## WHAT YOU ARE ASKED TO DO
Please write out the listing again, keeping every character the same.
SUPPLIED DATA below:
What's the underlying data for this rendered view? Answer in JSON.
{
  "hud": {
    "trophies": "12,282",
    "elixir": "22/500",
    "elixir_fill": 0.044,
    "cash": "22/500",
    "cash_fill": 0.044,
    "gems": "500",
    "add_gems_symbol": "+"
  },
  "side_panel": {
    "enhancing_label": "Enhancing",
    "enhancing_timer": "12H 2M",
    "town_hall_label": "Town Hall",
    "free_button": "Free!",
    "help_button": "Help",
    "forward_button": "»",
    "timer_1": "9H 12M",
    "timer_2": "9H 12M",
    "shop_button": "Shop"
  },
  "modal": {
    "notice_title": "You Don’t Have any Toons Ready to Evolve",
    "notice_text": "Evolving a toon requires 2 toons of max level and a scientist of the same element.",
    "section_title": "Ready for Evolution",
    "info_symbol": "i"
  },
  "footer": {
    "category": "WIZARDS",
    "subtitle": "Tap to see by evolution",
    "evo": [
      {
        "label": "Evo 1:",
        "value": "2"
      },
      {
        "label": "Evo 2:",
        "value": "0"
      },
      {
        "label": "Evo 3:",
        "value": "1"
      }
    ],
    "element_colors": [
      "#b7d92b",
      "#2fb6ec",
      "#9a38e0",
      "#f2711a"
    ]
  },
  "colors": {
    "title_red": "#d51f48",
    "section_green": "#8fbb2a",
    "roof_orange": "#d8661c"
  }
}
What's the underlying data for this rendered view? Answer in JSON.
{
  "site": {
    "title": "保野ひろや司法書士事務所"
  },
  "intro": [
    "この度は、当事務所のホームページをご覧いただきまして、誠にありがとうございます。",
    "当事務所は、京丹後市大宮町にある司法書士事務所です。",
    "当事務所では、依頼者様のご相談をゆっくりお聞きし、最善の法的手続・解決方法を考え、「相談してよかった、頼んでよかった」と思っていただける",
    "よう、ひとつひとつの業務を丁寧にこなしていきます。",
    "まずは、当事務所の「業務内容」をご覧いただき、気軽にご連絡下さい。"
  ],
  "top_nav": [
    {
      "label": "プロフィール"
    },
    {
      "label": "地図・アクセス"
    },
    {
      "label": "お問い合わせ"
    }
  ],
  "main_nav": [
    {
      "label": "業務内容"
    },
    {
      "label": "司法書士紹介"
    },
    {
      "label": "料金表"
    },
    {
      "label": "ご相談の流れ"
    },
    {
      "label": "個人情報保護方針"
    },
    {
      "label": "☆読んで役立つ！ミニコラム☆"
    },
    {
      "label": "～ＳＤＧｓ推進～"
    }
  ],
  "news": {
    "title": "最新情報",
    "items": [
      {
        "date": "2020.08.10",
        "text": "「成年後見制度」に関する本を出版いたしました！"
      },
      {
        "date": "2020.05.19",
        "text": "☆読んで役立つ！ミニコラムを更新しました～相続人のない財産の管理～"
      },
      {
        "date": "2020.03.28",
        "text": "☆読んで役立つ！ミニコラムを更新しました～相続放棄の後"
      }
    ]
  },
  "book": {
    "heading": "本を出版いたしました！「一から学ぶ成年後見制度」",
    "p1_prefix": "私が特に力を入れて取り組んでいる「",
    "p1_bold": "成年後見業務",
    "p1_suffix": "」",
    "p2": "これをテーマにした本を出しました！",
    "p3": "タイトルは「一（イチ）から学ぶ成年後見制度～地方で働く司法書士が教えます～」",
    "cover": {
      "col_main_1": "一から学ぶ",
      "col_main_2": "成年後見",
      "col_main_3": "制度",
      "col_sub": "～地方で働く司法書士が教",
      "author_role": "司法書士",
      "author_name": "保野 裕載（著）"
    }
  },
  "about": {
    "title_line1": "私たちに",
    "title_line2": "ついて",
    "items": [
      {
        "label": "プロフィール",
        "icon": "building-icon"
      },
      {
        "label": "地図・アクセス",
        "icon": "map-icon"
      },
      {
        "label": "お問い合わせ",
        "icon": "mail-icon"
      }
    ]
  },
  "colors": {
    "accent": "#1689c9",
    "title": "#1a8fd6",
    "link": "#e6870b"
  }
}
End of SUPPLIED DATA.
## WRITTEN SOLUTION
What's the underlying data for this rendered view? Answer in JSON.
{
  "hud": {
    "trophies": "12,282",
    "elixir": "22/500",
    "elixir_fill": 0.044,
    "cash": "22/500",
    "cash_fill": 0.044,
    "gems": "500",
    "add_gems_symbol": "+"
  },
  "side_panel": {
    "enhancing_label": "Enhancing",
    "enhancing_timer": "12H 2M",
    "town_hall_label": "Town Hall",
    "free_button": "Free!",
    "help_button": "Help",
    "forward_button": "»",
    "timer_1": "9H 12M",
    "timer_2": "9H 12M",
    "shop_button": "Shop"
  },
  "modal": {
    "notice_title": "You Don’t Have any Toons Ready to Evolve",
    "notice_text": "Evolving a toon requires 2 toons of max level and a scientist of the same element.",
    "section_title": "Ready for Evolution",
    "info_symbol": "i"
  },
  "footer": {
    "category": "WIZARDS",
    "subtitle": "Tap to see by evolution",
    "evo": [
      {
        "label": "Evo 1:",
        "value": "2"
      },
      {
        "label": "Evo 2:",
        "value": "0"
      },
      {
        "label": "Evo 3:",
        "value": "1"
      }
    ],
    "element_colors": [
      "#b7d92b",
      "#2fb6ec",
      "#9a38e0",
      "#f2711a"
    ]
  },
  "colors": {
    "title_red": "#d51f48",
    "section_green": "#8fbb2a",
    "roof_orange": "#d8661c"
  }
}
What's the underlying data for this rendered view? Answer in JSON.
{
  "site": {
    "title": "保野ひろや司法書士事務所"
  },
  "intro": [
    "この度は、当事務所のホームページをご覧いただきまして、誠にありがとうございます。",
    "当事務所は、京丹後市大宮町にある司法書士事務所です。",
    "当事務所では、依頼者様のご相談をゆっくりお聞きし、最善の法的手続・解決方法を考え、「相談してよかった、頼んでよかった」と思っていただける",
    "よう、ひとつひとつの業務を丁寧にこなしていきます。",
    "まずは、当事務所の「業務内容」をご覧いただき、気軽にご連絡下さい。"
  ],
  "top_nav": [
    {
      "label": "プロフィール"
    },
    {
      "label": "地図・アクセス"
    },
    {
      "label": "お問い合わせ"
    }
  ],
  "main_nav": [
    {
      "label": "業務内容"
    },
    {
      "label": "司法書士紹介"
    },
    {
      "label": "料金表"
    },
    {
      "label": "ご相談の流れ"
    },
    {
      "label": "個人情報保護方針"
    },
    {
      "label": "☆読んで役立つ！ミニコラム☆"
    },
    {
      "label": "～ＳＤＧｓ推進～"
    }
  ],
  "news": {
    "title": "最新情報",
    "items": [
      {
        "date": "2020.08.10",
        "text": "「成年後見制度」に関する本を出版いたしました！"
      },
      {
        "date": "2020.05.19",
        "text": "☆読んで役立つ！ミニコラムを更新しました～相続人のない財産の管理～"
      },
      {
        "date": "2020.03.28",
        "text": "☆読んで役立つ！ミニコラムを更新しました～相続放棄の後"
      }
    ]
  },
  "book": {
    "heading": "本を出版いたしました！「一から学ぶ成年後見制度」",
    "p1_prefix": "私が特に力を入れて取り組んでいる「",
    "p1_bold": "成年後見業務",
    "p1_suffix": "」",
    "p2": "これをテーマにした本を出しました！",
    "p3": "タイトルは「一（イチ）から学ぶ成年後見制度～地方で働く司法書士が教えます～」",
    "cover": {
      "col_main_1": "一から学ぶ",
      "col_main_2": "成年後見",
      "col_main_3": "制度",
      "col_sub": "～地方で働く司法書士が教",
      "author_role": "司法書士",
      "author_name": "保野 裕載（著）"
    }
  },
  "about": {
    "title_line1": "私たちに",
    "title_line2": "ついて",
    "items": [
      {
        "label": "プロフィール",
        "icon": "building-icon"
      },
      {
        "label": "地図・アクセス",
        "icon": "map-icon"
      },
      {
        "label": "お問い合わせ",
        "icon": "mail-icon"
      }
    ]
  },
  "colors": {
    "accent": "#1689c9",
    "title": "#1a8fd6",
    "link": "#e6870b"
  }
}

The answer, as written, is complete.